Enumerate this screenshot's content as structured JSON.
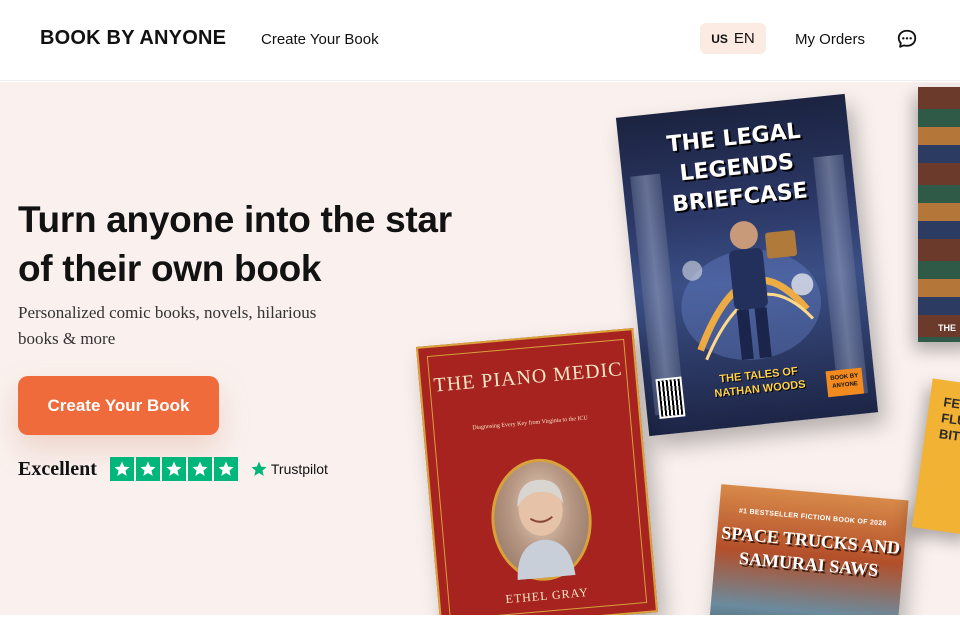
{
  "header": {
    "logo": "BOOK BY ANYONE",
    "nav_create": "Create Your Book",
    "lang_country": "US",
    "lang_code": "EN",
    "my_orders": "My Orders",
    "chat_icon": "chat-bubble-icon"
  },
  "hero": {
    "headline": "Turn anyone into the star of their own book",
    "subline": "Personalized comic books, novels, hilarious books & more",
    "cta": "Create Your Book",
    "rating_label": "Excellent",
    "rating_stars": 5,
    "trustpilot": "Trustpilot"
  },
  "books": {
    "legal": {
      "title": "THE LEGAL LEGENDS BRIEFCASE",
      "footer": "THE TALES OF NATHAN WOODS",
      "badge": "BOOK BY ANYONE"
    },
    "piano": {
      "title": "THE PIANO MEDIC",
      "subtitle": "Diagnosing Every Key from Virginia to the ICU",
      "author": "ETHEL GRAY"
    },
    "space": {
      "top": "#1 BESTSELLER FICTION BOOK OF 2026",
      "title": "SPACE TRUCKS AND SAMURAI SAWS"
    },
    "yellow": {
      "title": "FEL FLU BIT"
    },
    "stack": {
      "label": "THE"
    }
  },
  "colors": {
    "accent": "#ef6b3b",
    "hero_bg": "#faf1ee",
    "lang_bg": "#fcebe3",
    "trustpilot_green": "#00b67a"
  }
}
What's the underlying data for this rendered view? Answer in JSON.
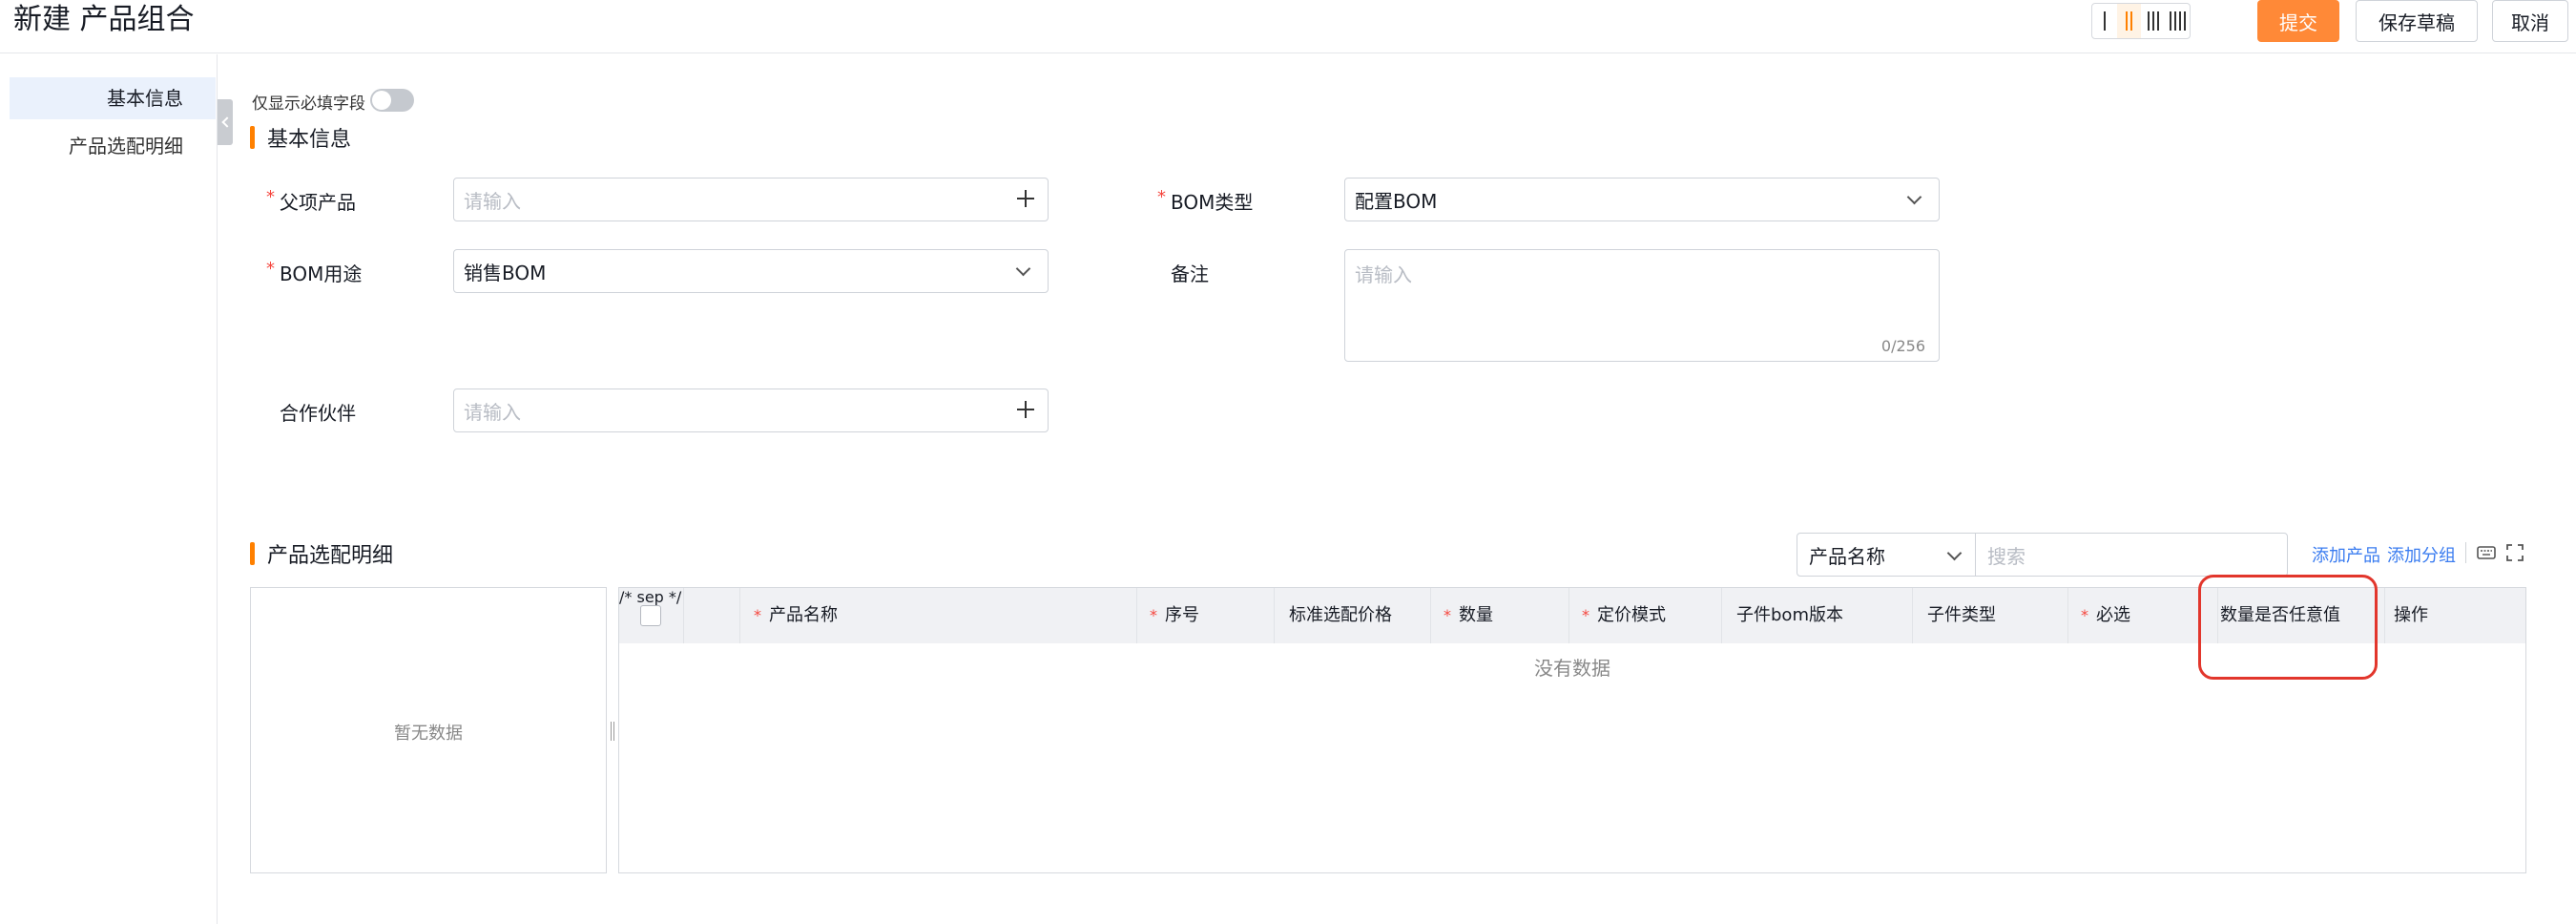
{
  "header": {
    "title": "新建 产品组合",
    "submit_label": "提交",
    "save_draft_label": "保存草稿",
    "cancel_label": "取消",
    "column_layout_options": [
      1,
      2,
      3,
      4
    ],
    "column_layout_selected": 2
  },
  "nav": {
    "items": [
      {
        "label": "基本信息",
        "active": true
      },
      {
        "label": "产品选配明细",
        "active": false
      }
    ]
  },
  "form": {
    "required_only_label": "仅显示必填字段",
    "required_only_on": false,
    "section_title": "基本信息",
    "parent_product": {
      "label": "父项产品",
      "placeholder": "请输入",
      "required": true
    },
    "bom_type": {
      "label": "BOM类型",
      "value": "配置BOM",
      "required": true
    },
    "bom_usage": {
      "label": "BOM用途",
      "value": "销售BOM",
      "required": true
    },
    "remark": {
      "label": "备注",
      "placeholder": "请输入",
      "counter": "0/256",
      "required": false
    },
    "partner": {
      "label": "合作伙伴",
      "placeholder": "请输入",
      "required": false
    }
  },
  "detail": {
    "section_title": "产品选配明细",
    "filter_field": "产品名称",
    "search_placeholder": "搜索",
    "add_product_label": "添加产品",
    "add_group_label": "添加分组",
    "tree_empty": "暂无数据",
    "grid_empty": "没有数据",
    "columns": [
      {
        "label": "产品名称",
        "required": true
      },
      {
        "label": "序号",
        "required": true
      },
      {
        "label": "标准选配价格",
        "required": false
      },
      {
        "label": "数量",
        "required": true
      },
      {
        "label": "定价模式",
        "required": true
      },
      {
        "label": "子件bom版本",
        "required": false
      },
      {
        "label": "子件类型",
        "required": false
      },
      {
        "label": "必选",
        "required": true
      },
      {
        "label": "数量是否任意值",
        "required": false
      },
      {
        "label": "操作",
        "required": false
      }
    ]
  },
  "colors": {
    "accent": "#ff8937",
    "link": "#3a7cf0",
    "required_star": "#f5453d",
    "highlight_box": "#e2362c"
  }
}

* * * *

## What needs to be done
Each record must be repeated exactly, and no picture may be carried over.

## Task result
Enumerate this screenshot's content as structured JSON.
{
  "header": {
    "logo": "BOOK BY ANYONE",
    "nav_create": "Create Your Book",
    "lang_country": "US",
    "lang_code": "EN",
    "my_orders": "My Orders",
    "chat_icon": "chat-bubble-icon"
  },
  "hero": {
    "headline": "Turn anyone into the star of their own book",
    "subline": "Personalized comic books, novels, hilarious books & more",
    "cta": "Create Your Book",
    "rating_label": "Excellent",
    "rating_stars": 5,
    "trustpilot": "Trustpilot"
  },
  "books": {
    "legal": {
      "title": "THE LEGAL LEGENDS BRIEFCASE",
      "footer": "THE TALES OF NATHAN WOODS",
      "badge": "BOOK BY ANYONE"
    },
    "piano": {
      "title": "THE PIANO MEDIC",
      "subtitle": "Diagnosing Every Key from Virginia to the ICU",
      "author": "ETHEL GRAY"
    },
    "space": {
      "top": "#1 BESTSELLER FICTION BOOK OF 2026",
      "title": "SPACE TRUCKS AND SAMURAI SAWS"
    },
    "yellow": {
      "title": "FEL FLU BIT"
    },
    "stack": {
      "label": "THE"
    }
  },
  "colors": {
    "accent": "#ef6b3b",
    "hero_bg": "#faf1ee",
    "lang_bg": "#fcebe3",
    "trustpilot_green": "#00b67a"
  }
}
What's the underlying data for this rendered view? Answer in JSON.
{
  "header": {
    "title": "新建 产品组合",
    "submit_label": "提交",
    "save_draft_label": "保存草稿",
    "cancel_label": "取消",
    "column_layout_options": [
      1,
      2,
      3,
      4
    ],
    "column_layout_selected": 2
  },
  "nav": {
    "items": [
      {
        "label": "基本信息",
        "active": true
      },
      {
        "label": "产品选配明细",
        "active": false
      }
    ]
  },
  "form": {
    "required_only_label": "仅显示必填字段",
    "required_only_on": false,
    "section_title": "基本信息",
    "parent_product": {
      "label": "父项产品",
      "placeholder": "请输入",
      "required": true
    },
    "bom_type": {
      "label": "BOM类型",
      "value": "配置BOM",
      "required": true
    },
    "bom_usage": {
      "label": "BOM用途",
      "value": "销售BOM",
      "required": true
    },
    "remark": {
      "label": "备注",
      "placeholder": "请输入",
      "counter": "0/256",
      "required": false
    },
    "partner": {
      "label": "合作伙伴",
      "placeholder": "请输入",
      "required": false
    }
  },
  "detail": {
    "section_title": "产品选配明细",
    "filter_field": "产品名称",
    "search_placeholder": "搜索",
    "add_product_label": "添加产品",
    "add_group_label": "添加分组",
    "tree_empty": "暂无数据",
    "grid_empty": "没有数据",
    "columns": [
      {
        "label": "产品名称",
        "required": true
      },
      {
        "label": "序号",
        "required": true
      },
      {
        "label": "标准选配价格",
        "required": false
      },
      {
        "label": "数量",
        "required": true
      },
      {
        "label": "定价模式",
        "required": true
      },
      {
        "label": "子件bom版本",
        "required": false
      },
      {
        "label": "子件类型",
        "required": false
      },
      {
        "label": "必选",
        "required": true
      },
      {
        "label": "数量是否任意值",
        "required": false
      },
      {
        "label": "操作",
        "required": false
      }
    ]
  },
  "colors": {
    "accent": "#ff8937",
    "link": "#3a7cf0",
    "required_star": "#f5453d",
    "highlight_box": "#e2362c"
  }
}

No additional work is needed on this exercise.